https://doi.org/10.4014/jmb.1610.10058
[28]  Campos-Vega, R., Reynoso-Camacho, R., Pedraza-Aboytes, G., Acosta-Gallegos, J.A., Guzman Maldonado, S.H., Paredes-Lopez, O., Oomah, B.D. and Loarca-Piña, G. (2009) Chemical Composition and in Vitro Polysaccharide Fermentation of Different Beans (Phaseolus vulgaris L.). Journal of Food Science, 74, T59.
https://doi.org/10.1111/j.1750-3841.2009.01292.x
[29]  Zamora-Gasga, V.M., álvarez-Vidal, C., Montalvo-González, E., Loarca-Piña, G., Vázquez-Landaverde, P.A., Bello-Pérez, L.A., Tovar, J. and Sáyago-Ayerdi, S.G. (2018) Gut Metabolites Associated with pH and Antioxidant Capacity during in Vitro Colonic Fermentation of Mexican Corn Products. Cereal Chemistry, 95, 399-410.
https://doi.org/10.1002/cche.10039
[30]  Falony, G., Vlachou, A., Verbrugghe, K. and De Vuyst, L. (2006) Cross-Feeding between Bidobacterium longum BB536 and Acetate-Converting, Butyrate Producing Colon Bacteria during Growth on Oligofructose. Applied and Environmental Microbiology, 72, 7835-7841.
https://doi.org/10.1128/AEM.01296-06

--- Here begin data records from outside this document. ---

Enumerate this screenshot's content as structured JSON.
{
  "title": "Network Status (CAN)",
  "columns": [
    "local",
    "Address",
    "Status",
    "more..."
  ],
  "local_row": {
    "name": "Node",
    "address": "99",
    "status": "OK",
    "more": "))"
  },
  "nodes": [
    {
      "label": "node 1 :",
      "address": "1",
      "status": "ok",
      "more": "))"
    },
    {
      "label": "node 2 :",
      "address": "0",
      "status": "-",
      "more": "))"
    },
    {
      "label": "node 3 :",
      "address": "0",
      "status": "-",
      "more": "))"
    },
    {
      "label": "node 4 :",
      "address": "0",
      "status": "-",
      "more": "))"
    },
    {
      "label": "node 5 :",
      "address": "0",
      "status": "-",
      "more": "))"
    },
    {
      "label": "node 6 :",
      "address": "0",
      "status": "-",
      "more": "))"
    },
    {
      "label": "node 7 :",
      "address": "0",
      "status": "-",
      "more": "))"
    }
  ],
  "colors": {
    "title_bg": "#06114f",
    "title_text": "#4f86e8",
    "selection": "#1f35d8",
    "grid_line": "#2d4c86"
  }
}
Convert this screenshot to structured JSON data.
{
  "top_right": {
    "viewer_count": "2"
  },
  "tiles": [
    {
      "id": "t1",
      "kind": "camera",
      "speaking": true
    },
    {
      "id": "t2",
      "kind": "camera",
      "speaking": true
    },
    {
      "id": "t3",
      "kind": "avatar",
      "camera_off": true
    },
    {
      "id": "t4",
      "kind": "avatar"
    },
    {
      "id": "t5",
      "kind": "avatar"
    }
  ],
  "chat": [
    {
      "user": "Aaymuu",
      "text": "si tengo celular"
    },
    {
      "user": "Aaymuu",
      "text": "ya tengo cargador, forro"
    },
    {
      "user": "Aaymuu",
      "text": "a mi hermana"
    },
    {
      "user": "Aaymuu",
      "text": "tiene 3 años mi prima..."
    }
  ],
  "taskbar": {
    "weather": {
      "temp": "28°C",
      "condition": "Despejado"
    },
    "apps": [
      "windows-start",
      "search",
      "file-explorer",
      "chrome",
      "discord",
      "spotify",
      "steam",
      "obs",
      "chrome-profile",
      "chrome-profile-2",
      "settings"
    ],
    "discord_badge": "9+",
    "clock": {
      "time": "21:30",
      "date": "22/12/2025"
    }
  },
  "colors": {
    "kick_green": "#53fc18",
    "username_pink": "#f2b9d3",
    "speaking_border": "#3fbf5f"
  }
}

[31]  Mathers, J.C. and Annison, E.F. (1993) Stoichiometry of Polysaccharide Fermentation in the Large Intestine. In: Samman, S. and Annison, G., Eds., Dietary Fibre and Beyond-Australian Perspectives, Nutrition Society of Australia Occasional Publications, Vol. 1, 123-135.
[32]  Mazotto, A.M., Rodrigues-Coelho, R.R., Lage-Cedrola, S.M., Lima, M.F., Couri, S., Paraguai de Souza, E. and Vermelho, A.B. (2011) Keratinase Production by Three Bacillus spp. Using Feather Meal and Whole Feathers as Substrate in a Submerged Fermentation. Enzyme Research, 2011, Article ID: 523780.
https://doi.org/10.4061/2011/523780
[33]  Hosoi, T., Ametani, A., Kiuchi, K. and Kaminogawa, S. (2000) Improved Growth and Viability of Lactobacilli in the Presence of Bacillus subtilis (Natto), Catalase, or Subtilisin. Canadian Journal of Microbiology, 46, 892-897.
https://doi.org/10.1139/w00-070

Full-Text

comments powered by Disqus